I make applesauce every autumn for a couple of reasons. One is because I have two apples trees, and I am driven to find a use for them. Another reason is my picky son loves my homemade apple sauce. I have tried to make enough to last him till the next apple season-I once made 55 quarts-but it’s never enough. Making applesauce is one of the most time consuming canning jobs I do, but it is so worth it.
In case you are interested, here’s how I do it.
Set aside an afternoon. It takes about 4 to 5 hours from start to finish.
Cleanliness is very important throughout the entire process. Make sure your work surface and all your tools are sterilized.
To make about 7 quarts you will need a large pot. It should hold 8-10 quarts, quart canning jars and lids, a funnel, a sharp knife, a ladle and hot water bather, and assorted spoons and potholders.
Pick and wash the apples. Cut them into small pieces, cutting out any bruises and worms (I’m an organic gardener-that means the occasional worm.) Add enough water to the pan to prevent the apples sticking to the bottom and burning. An inch or two should suffice. Fill up the pan and place on stove burner about on medium. They will take about an hour to cook till tender. Fill the hot water bather about 3/4 full. This is a large dark blue pan that you will put the filled jars in to process. It forces the air out of the jars, and seals them. I sterilize my jars, rings and lids in the oven to save room on the range. I put about an inch of water in a casserole pan and invert the canning jars in it. Another pan holds the lids and rings. Place these in the oven at 300 degrees now.
Stir the apples frequently, making sure the apples do not stick. When they are soft, out then through a food mill (If you like smooth applesauce, like my son. Otherwise skip this step.) Fill up the jars, wiping the rim, and then putting on the lids. Put each jar in the bather as soon as they are filled. Once you are done, then bring to a full roiling boil for 30 minutes. It’s quite important to do this to ensure that the applesauce is safe to eat.
When the 30 minutes are up, make sure that your doors and windows are closed to prevent a breeze hitting the hot jars, and pull them out. Place on a towel and let cool. If you are successful, then soon you will hear a ping sound as the jars seal. I love that sound. If any do not seal, then refrigerate and eat soon.
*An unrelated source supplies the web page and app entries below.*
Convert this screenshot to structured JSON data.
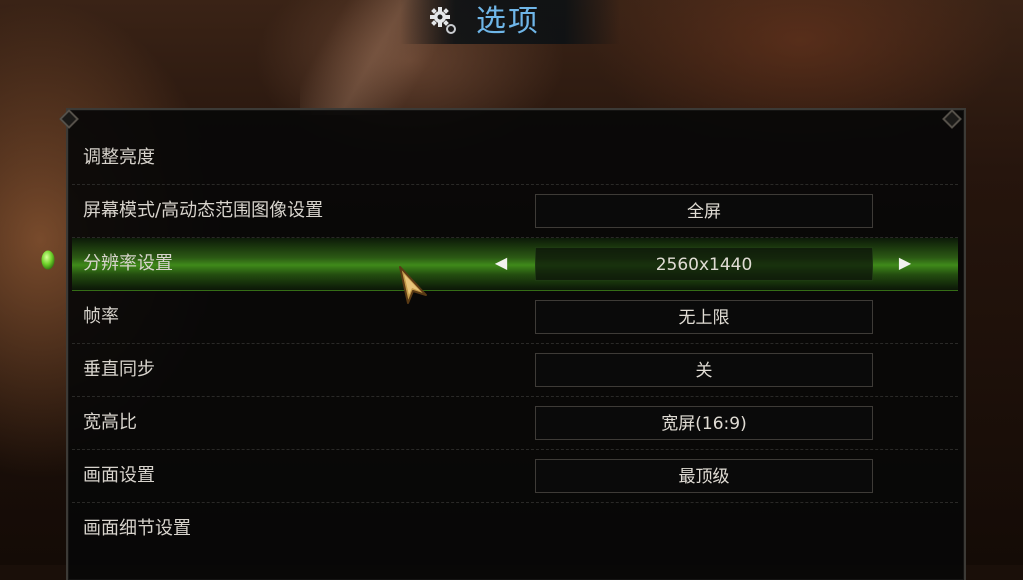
{
  "header": {
    "title": "选项",
    "icon": "gear-icon",
    "title_color": "#6fb6e8"
  },
  "options": [
    {
      "id": "brightness",
      "label": "调整亮度",
      "value": null
    },
    {
      "id": "screen-mode",
      "label": "屏幕模式/高动态范围图像设置",
      "value": "全屏"
    },
    {
      "id": "resolution",
      "label": "分辨率设置",
      "value": "2560x1440",
      "selected": true
    },
    {
      "id": "frame-rate",
      "label": "帧率",
      "value": "无上限"
    },
    {
      "id": "vsync",
      "label": "垂直同步",
      "value": "关"
    },
    {
      "id": "aspect-ratio",
      "label": "宽高比",
      "value": "宽屏(16:9)"
    },
    {
      "id": "graphics",
      "label": "画面设置",
      "value": "最顶级"
    },
    {
      "id": "graphics-detail",
      "label": "画面细节设置",
      "value": null
    }
  ],
  "selected_row_color": "#3f8a1a",
  "arrows": {
    "left": "◀",
    "right": "▶"
  },
  "icons": {
    "selection": "green-gem-icon",
    "pointer": "cursor-icon"
  }
}
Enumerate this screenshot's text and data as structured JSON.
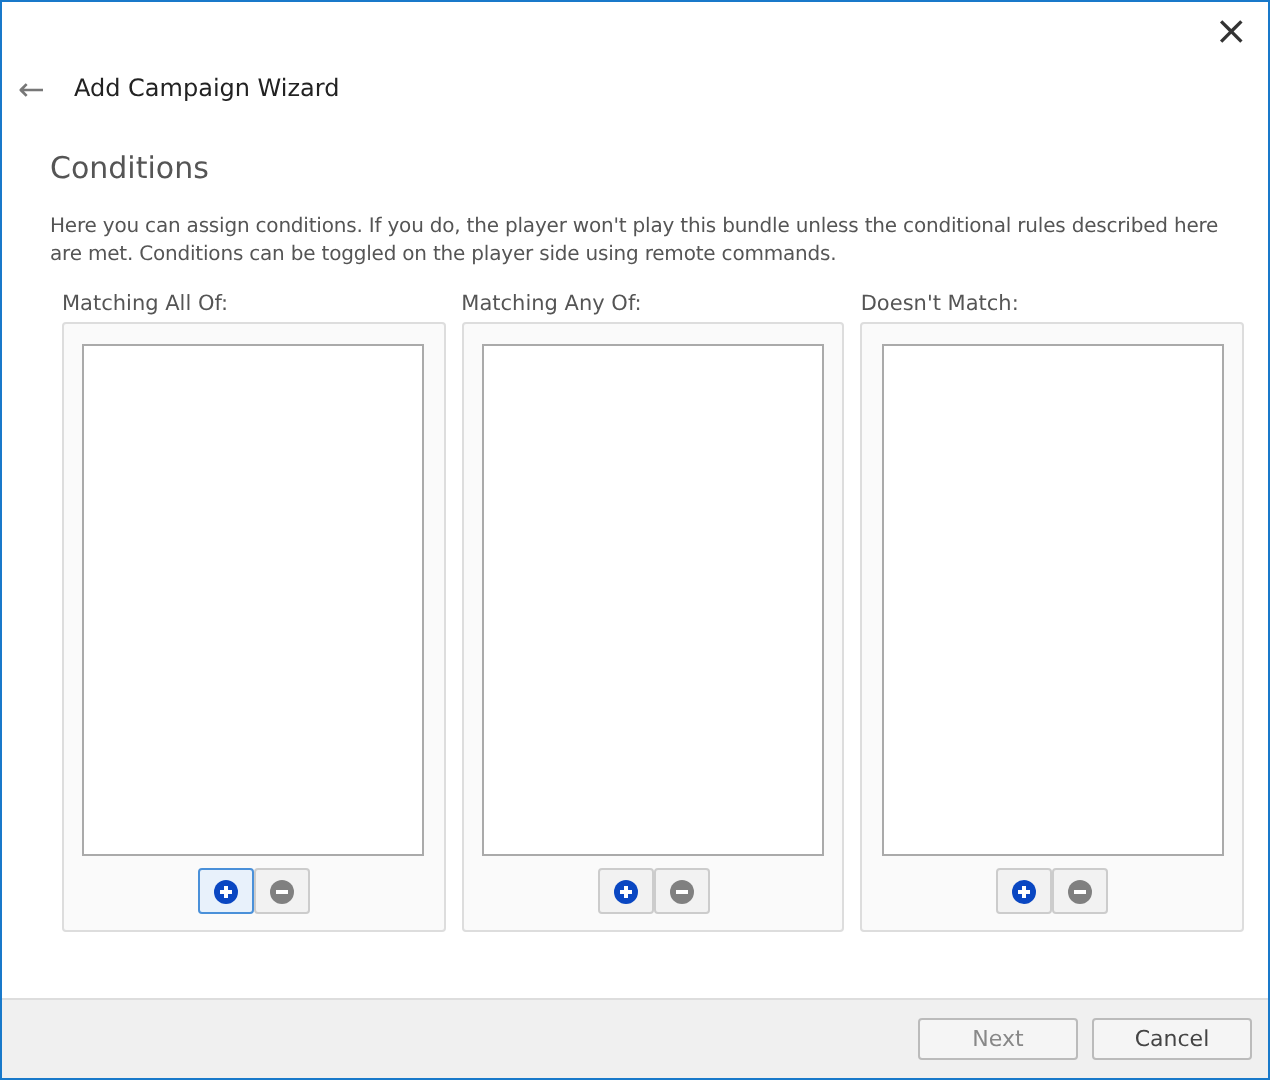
{
  "window": {
    "title": "Add Campaign Wizard",
    "close": "×",
    "back": "←"
  },
  "heading": "Conditions",
  "description": "Here you can assign conditions. If you do, the player won't play this bundle unless the conditional rules described here are met. Conditions can be toggled on the player side using remote commands.",
  "panels": [
    {
      "label": "Matching All Of:",
      "add_focused": true
    },
    {
      "label": "Matching Any Of:",
      "add_focused": false
    },
    {
      "label": "Doesn't Match:",
      "add_focused": false
    }
  ],
  "buttons": [
    {
      "label": "Next",
      "disabled": true
    },
    {
      "label": "Cancel",
      "disabled": false
    }
  ]
}
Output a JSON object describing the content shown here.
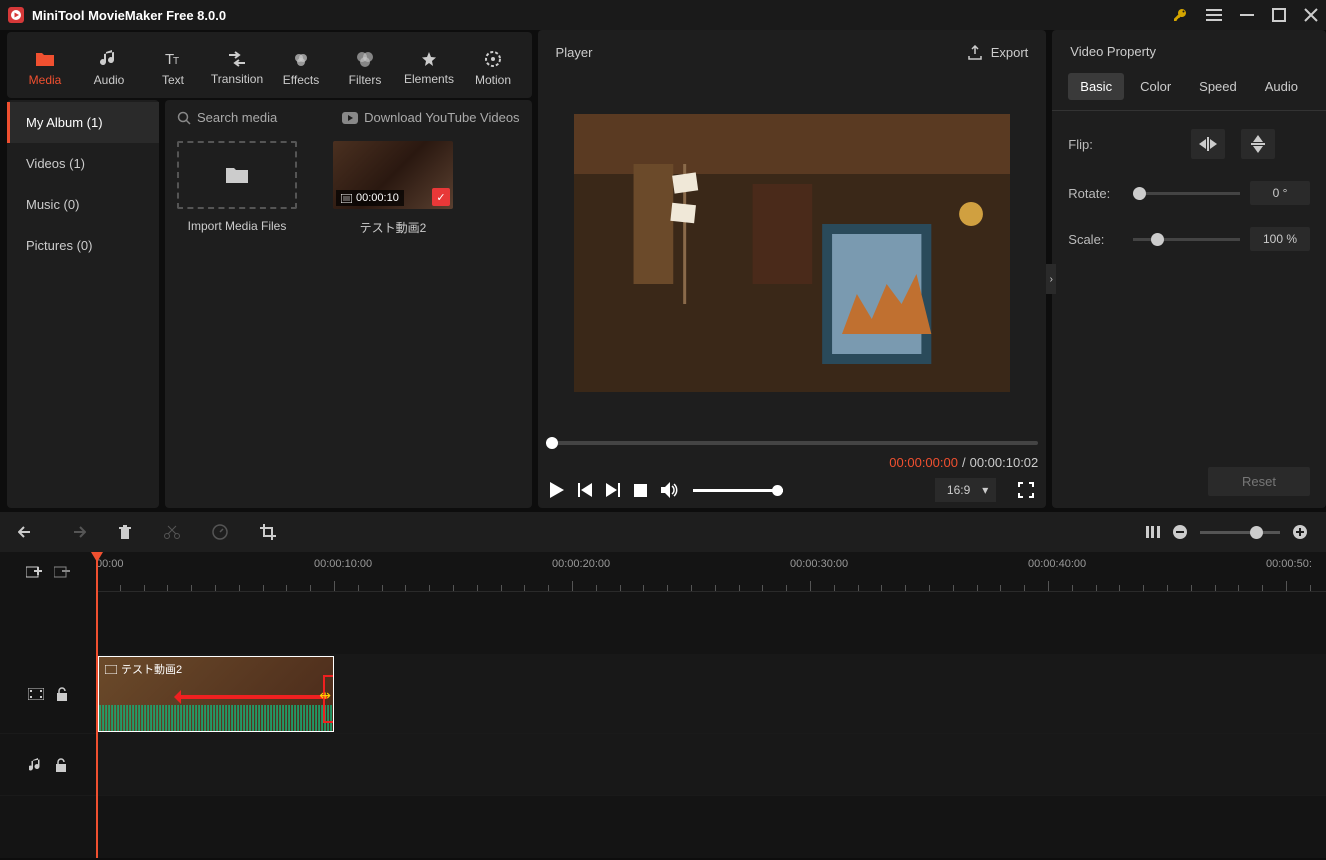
{
  "titlebar": {
    "title": "MiniTool MovieMaker Free 8.0.0"
  },
  "top_tabs": [
    {
      "label": "Media",
      "icon": "folder",
      "active": true
    },
    {
      "label": "Audio",
      "icon": "music"
    },
    {
      "label": "Text",
      "icon": "text"
    },
    {
      "label": "Transition",
      "icon": "transition"
    },
    {
      "label": "Effects",
      "icon": "effects"
    },
    {
      "label": "Filters",
      "icon": "filters"
    },
    {
      "label": "Elements",
      "icon": "elements"
    },
    {
      "label": "Motion",
      "icon": "motion"
    }
  ],
  "library": {
    "categories": [
      {
        "label": "My Album (1)",
        "active": true
      },
      {
        "label": "Videos (1)"
      },
      {
        "label": "Music (0)"
      },
      {
        "label": "Pictures (0)"
      }
    ],
    "search_placeholder": "Search media",
    "download_label": "Download YouTube Videos",
    "import_label": "Import Media Files",
    "media": [
      {
        "label": "テスト動画2",
        "duration": "00:00:10"
      }
    ]
  },
  "player": {
    "title": "Player",
    "export_label": "Export",
    "current_time": "00:00:00:00",
    "total_time": "00:00:10:02",
    "aspect": "16:9"
  },
  "property": {
    "title": "Video Property",
    "tabs": [
      "Basic",
      "Color",
      "Speed",
      "Audio"
    ],
    "active_tab": "Basic",
    "flip_label": "Flip:",
    "rotate_label": "Rotate:",
    "rotate_value": "0 °",
    "scale_label": "Scale:",
    "scale_value": "100 %",
    "reset_label": "Reset"
  },
  "timeline": {
    "ruler": [
      "00:00",
      "00:00:10:00",
      "00:00:20:00",
      "00:00:30:00",
      "00:00:40:00",
      "00:00:50:"
    ],
    "clip_label": "テスト動画2"
  }
}
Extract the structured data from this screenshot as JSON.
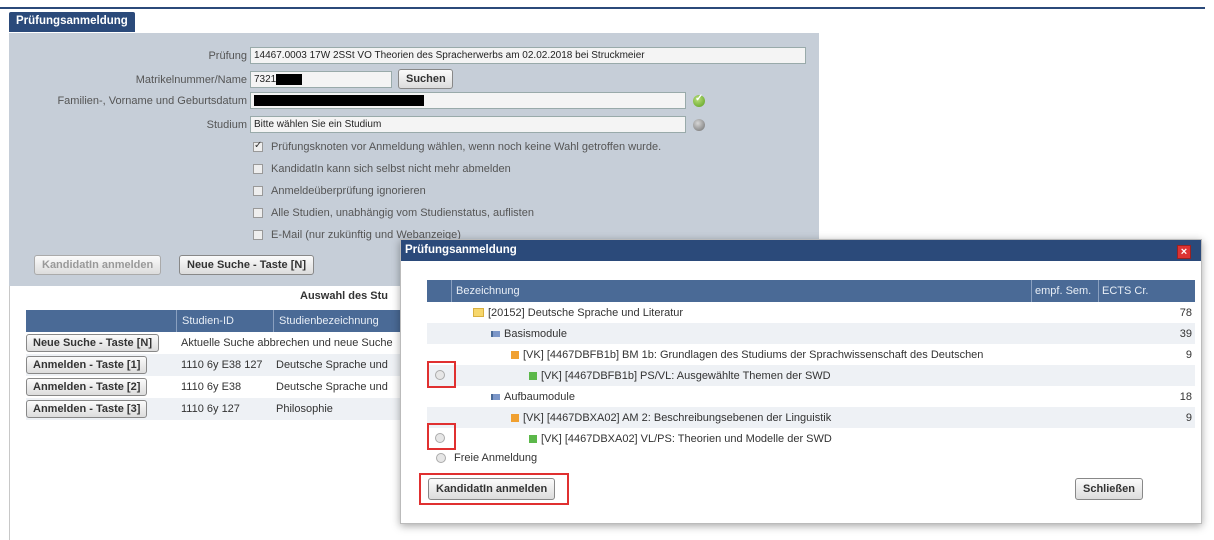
{
  "page": {
    "title": "Prüfungsanmeldung"
  },
  "form": {
    "pruefung_label": "Prüfung",
    "pruefung_value": "14467.0003 17W 2SSt VO Theorien des Spracherwerbs am 02.02.2018  bei Struckmeier",
    "matrikel_label": "Matrikelnummer/Name",
    "matrikel_value": "7321",
    "search_label": "Suchen",
    "name_label": "Familien-, Vorname und Geburtsdatum",
    "studium_label": "Studium",
    "studium_value": "Bitte wählen Sie ein Studium",
    "checkboxes": [
      {
        "label": "Prüfungsknoten vor Anmeldung wählen, wenn noch keine Wahl getroffen wurde.",
        "checked": true
      },
      {
        "label": "KandidatIn kann sich selbst nicht mehr abmelden",
        "checked": false
      },
      {
        "label": "Anmeldeüberprüfung ignorieren",
        "checked": false
      },
      {
        "label": "Alle Studien, unabhängig vom Studienstatus, auflisten",
        "checked": false
      },
      {
        "label": "E-Mail (nur zukünftig und Webanzeige)",
        "checked": false
      }
    ],
    "register_label": "KandidatIn anmelden",
    "new_search_label": "Neue Suche - Taste [N]"
  },
  "results": {
    "title": "Auswahl des Stu",
    "headers": [
      "",
      "Studien-ID",
      "Studienbezeichnung"
    ],
    "rows": [
      {
        "button": "Neue Suche - Taste [N]",
        "id": "Aktuelle Suche abbrechen und neue Suche",
        "name": ""
      },
      {
        "button": "Anmelden - Taste [1]",
        "id": "1110 6y E38 127",
        "name": "Deutsche Sprache und"
      },
      {
        "button": "Anmelden - Taste [2]",
        "id": "1110 6y E38",
        "name": "Deutsche Sprache und"
      },
      {
        "button": "Anmelden - Taste [3]",
        "id": "1110 6y 127",
        "name": "Philosophie"
      }
    ]
  },
  "dialog": {
    "title": "Prüfungsanmeldung",
    "close_label": "×",
    "headers": {
      "name": "Bezeichnung",
      "sem": "empf. Sem.",
      "ects": "ECTS Cr."
    },
    "rows": [
      {
        "indent": 0,
        "icon": "folder",
        "label": "[20152] Deutsche Sprache und Literatur",
        "ects": "78",
        "radio": false
      },
      {
        "indent": 1,
        "icon": "module",
        "label": "Basismodule",
        "ects": "39",
        "radio": false
      },
      {
        "indent": 2,
        "icon": "orange",
        "label": "[VK] [4467DBFB1b] BM 1b: Grundlagen des Studiums der Sprachwissenschaft des Deutschen",
        "ects": "9",
        "radio": false
      },
      {
        "indent": 3,
        "icon": "green",
        "label": "[VK] [4467DBFB1b] PS/VL: Ausgewählte Themen der SWD",
        "ects": "",
        "radio": true
      },
      {
        "indent": 1,
        "icon": "module",
        "label": "Aufbaumodule",
        "ects": "18",
        "radio": false
      },
      {
        "indent": 2,
        "icon": "orange",
        "label": "[VK] [4467DBXA02] AM 2: Beschreibungsebenen der Linguistik",
        "ects": "9",
        "radio": false
      },
      {
        "indent": 3,
        "icon": "green",
        "label": "[VK] [4467DBXA02] VL/PS: Theorien und Modelle der SWD",
        "ects": "",
        "radio": true
      }
    ],
    "free_label": "Freie Anmeldung",
    "register_label": "KandidatIn anmelden",
    "close_button_label": "Schließen"
  }
}
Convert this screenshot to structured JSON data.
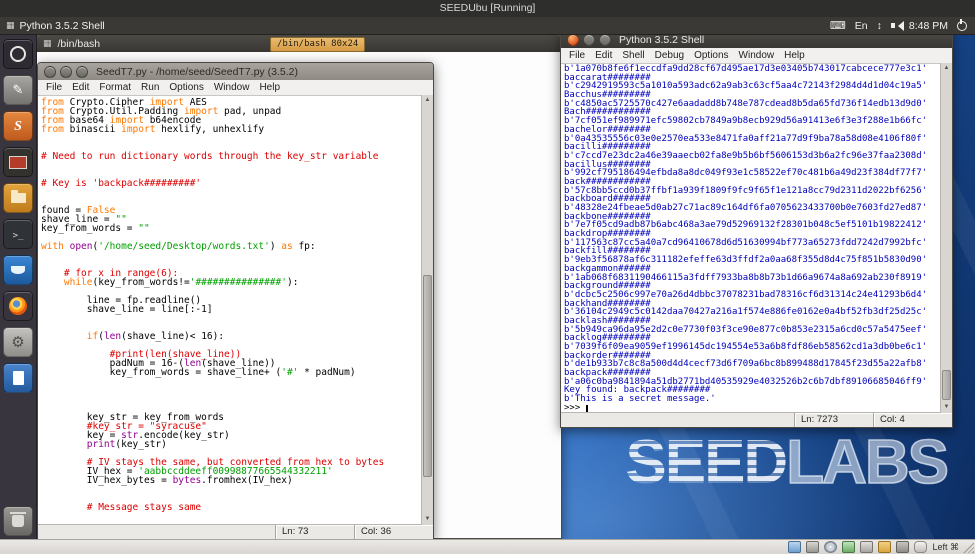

Now, stand back and admire the results of all of your hard work!
Ready to go in the pantry.